Exercise> Pick out each line below containing "title".

Dataset records>
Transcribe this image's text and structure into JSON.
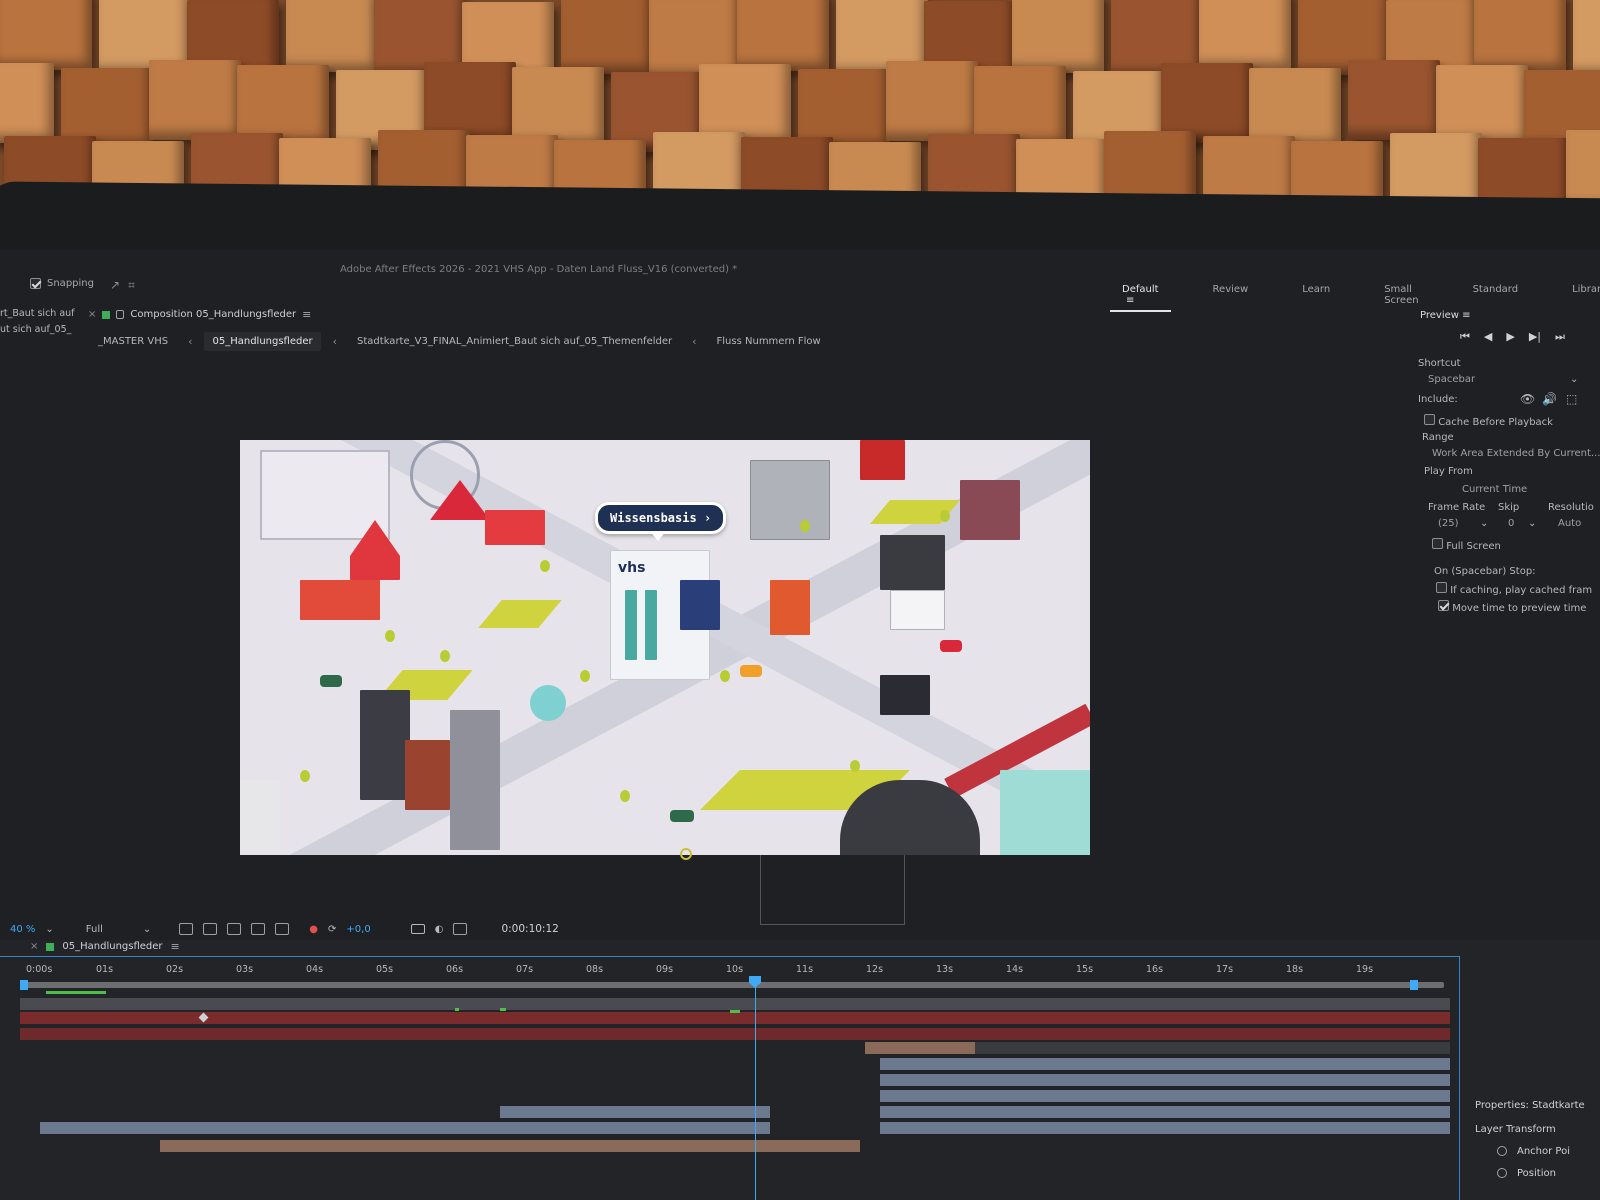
{
  "window": {
    "title": "Adobe After Effects 2026 - 2021 VHS App - Daten Land Fluss_V16 (converted) *"
  },
  "toolbar": {
    "snapping_label": "Snapping"
  },
  "workspaces": [
    {
      "label": "Default",
      "active": true
    },
    {
      "label": "Review",
      "active": false
    },
    {
      "label": "Learn",
      "active": false
    },
    {
      "label": "Small Screen",
      "active": false
    },
    {
      "label": "Standard",
      "active": false
    },
    {
      "label": "Libraries",
      "active": false
    }
  ],
  "left_panel": {
    "line1": "rt_Baut sich auf",
    "line2": "ut sich auf_05_"
  },
  "composition_panel": {
    "title": "Composition 05_Handlungsfleder"
  },
  "breadcrumb": [
    {
      "label": "_MASTER VHS",
      "active": false
    },
    {
      "label": "05_Handlungsfleder",
      "active": true
    },
    {
      "label": "Stadtkarte_V3_FINAL_Animiert_Baut sich auf_05_Themenfelder",
      "active": false
    },
    {
      "label": "Fluss Nummern Flow",
      "active": false
    }
  ],
  "viewer": {
    "bubble_label": "Wissensbasis",
    "logo_text": "vhs"
  },
  "viewer_toolbar": {
    "zoom": "40 %",
    "resolution": "Full",
    "exposure": "+0,0",
    "timecode": "0:00:10:12"
  },
  "preview_panel": {
    "title": "Preview",
    "shortcut_label": "Shortcut",
    "shortcut_value": "Spacebar",
    "include_label": "Include:",
    "cache_before_playback": "Cache Before Playback",
    "range_label": "Range",
    "range_value": "Work Area Extended By Current...",
    "play_from_label": "Play From",
    "play_from_value": "Current Time",
    "frame_rate_label": "Frame Rate",
    "frame_rate_value": "(25)",
    "skip_label": "Skip",
    "skip_value": "0",
    "resolution_label": "Resolutio",
    "resolution_value": "Auto",
    "full_screen": "Full Screen",
    "on_stop_label": "On (Spacebar) Stop:",
    "if_caching": "If caching, play cached fram",
    "move_time": "Move time to preview time"
  },
  "timeline": {
    "tab_label": "05_Handlungsfleder",
    "ticks": [
      "0:00s",
      "01s",
      "02s",
      "03s",
      "04s",
      "05s",
      "06s",
      "07s",
      "08s",
      "09s",
      "10s",
      "11s",
      "12s",
      "13s",
      "14s",
      "15s",
      "16s",
      "17s",
      "18s",
      "19s"
    ]
  },
  "properties_panel": {
    "title": "Properties: Stadtkarte",
    "section": "Layer Transform",
    "anchor": "Anchor Poi",
    "position": "Position"
  },
  "colors": {
    "accent": "#3fa9f5",
    "panel_bg": "#1f2023",
    "red_layer": "#7a2b2b",
    "bubble_bg": "#1f3055"
  }
}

Answer box>
    "title": "Adobe After Effects 2026 - 2021 VHS App - Daten Land Fluss_V16 (converted) *"
    "title": "Composition 05_Handlungsfleder"
    "title": "Preview",
    "title": "Properties: Stadtkarte",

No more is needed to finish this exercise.